## Problem requirements
Each line below that contains the word "summarized" must be copied.

## Exercise material
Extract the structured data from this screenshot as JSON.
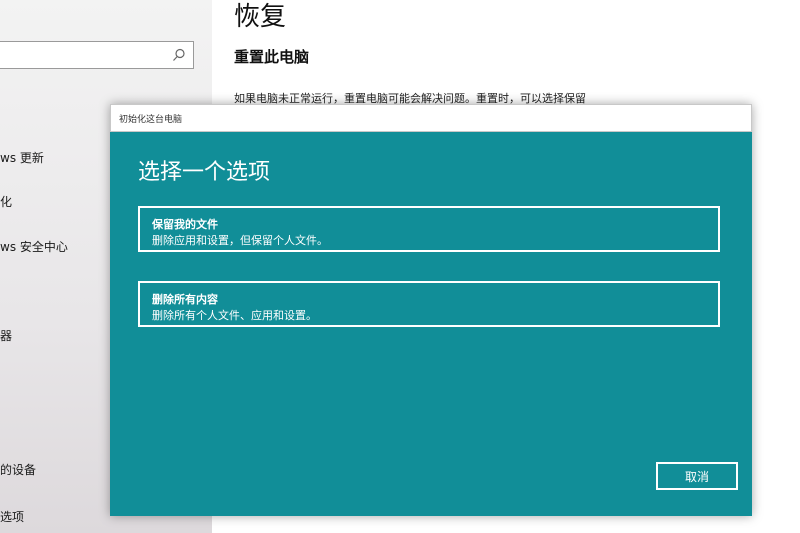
{
  "settings": {
    "page_title": "恢复",
    "section_title": "重置此电脑",
    "section_desc": "如果电脑未正常运行，重置电脑可能会解决问题。重置时，可以选择保留",
    "sidebar_items": [
      {
        "label": "ws 更新"
      },
      {
        "label": "化"
      },
      {
        "label": "ws 安全中心"
      },
      {
        "label": "器"
      },
      {
        "label": "的设备"
      },
      {
        "label": "选项"
      }
    ]
  },
  "dialog": {
    "title": "初始化这台电脑",
    "heading": "选择一个选项",
    "options": [
      {
        "title": "保留我的文件",
        "desc": "删除应用和设置，但保留个人文件。"
      },
      {
        "title": "删除所有内容",
        "desc": "删除所有个人文件、应用和设置。"
      }
    ],
    "cancel_label": "取消"
  },
  "colors": {
    "dialog_bg": "#118e98",
    "dialog_text": "#ffffff"
  }
}
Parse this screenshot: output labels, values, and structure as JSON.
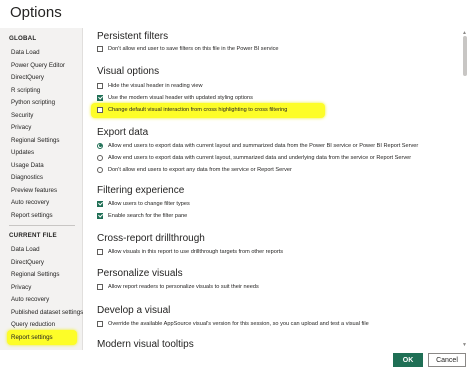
{
  "window": {
    "title": "Options"
  },
  "sidebar": {
    "global_heading": "GLOBAL",
    "global_items": [
      {
        "label": "Data Load"
      },
      {
        "label": "Power Query Editor"
      },
      {
        "label": "DirectQuery"
      },
      {
        "label": "R scripting"
      },
      {
        "label": "Python scripting"
      },
      {
        "label": "Security"
      },
      {
        "label": "Privacy"
      },
      {
        "label": "Regional Settings"
      },
      {
        "label": "Updates"
      },
      {
        "label": "Usage Data"
      },
      {
        "label": "Diagnostics"
      },
      {
        "label": "Preview features"
      },
      {
        "label": "Auto recovery"
      },
      {
        "label": "Report settings"
      }
    ],
    "current_heading": "CURRENT FILE",
    "current_items": [
      {
        "label": "Data Load"
      },
      {
        "label": "DirectQuery"
      },
      {
        "label": "Regional Settings"
      },
      {
        "label": "Privacy"
      },
      {
        "label": "Auto recovery"
      },
      {
        "label": "Published dataset settings"
      },
      {
        "label": "Query reduction"
      },
      {
        "label": "Report settings"
      }
    ],
    "selected_item": "Report settings",
    "highlight_color": "#fdfd28"
  },
  "content": {
    "sections": [
      {
        "title": "Persistent filters",
        "options": [
          {
            "type": "checkbox",
            "checked": false,
            "label": "Don't allow end user to save filters on this file in the Power BI service"
          }
        ]
      },
      {
        "title": "Visual options",
        "options": [
          {
            "type": "checkbox",
            "checked": false,
            "label": "Hide the visual header in reading view"
          },
          {
            "type": "checkbox",
            "checked": true,
            "label": "Use the modern visual header with updated styling options"
          },
          {
            "type": "checkbox",
            "checked": false,
            "label": "Change default visual interaction from cross highlighting to cross filtering",
            "highlighted": true
          }
        ]
      },
      {
        "title": "Export data",
        "options": [
          {
            "type": "radio",
            "checked": true,
            "label": "Allow end users to export data with current layout and summarized data from the Power BI service or Power BI Report Server"
          },
          {
            "type": "radio",
            "checked": false,
            "label": "Allow end users to export data with current layout, summarized data and underlying data from the service or Report Server"
          },
          {
            "type": "radio",
            "checked": false,
            "label": "Don't allow end users to export any data from the service or Report Server"
          }
        ]
      },
      {
        "title": "Filtering experience",
        "options": [
          {
            "type": "checkbox",
            "checked": true,
            "label": "Allow users to change filter types"
          },
          {
            "type": "checkbox",
            "checked": true,
            "label": "Enable search for the filter pane"
          }
        ]
      },
      {
        "title": "Cross-report drillthrough",
        "options": [
          {
            "type": "checkbox",
            "checked": false,
            "label": "Allow visuals in this report to use drillthrough targets from other reports"
          }
        ]
      },
      {
        "title": "Personalize visuals",
        "options": [
          {
            "type": "checkbox",
            "checked": false,
            "label": "Allow report readers to personalize visuals to suit their needs"
          }
        ]
      },
      {
        "title": "Develop a visual",
        "options": [
          {
            "type": "checkbox",
            "checked": false,
            "label": "Override the available AppSource visual's version for this session, so you can upload and test a visual file"
          }
        ]
      },
      {
        "title": "Modern visual tooltips",
        "options": []
      }
    ]
  },
  "buttons": {
    "ok": "OK",
    "cancel": "Cancel"
  },
  "colors": {
    "accent": "#1f6f55",
    "highlight": "#fdfd28"
  }
}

## Written reply
            "label": "Allow end users to export data with current layout and summarized data from the Power BI service or Power BI Report Server"
            "label": "Allow end users to export data with current layout, summarized data and underlying data from the service or Report Server"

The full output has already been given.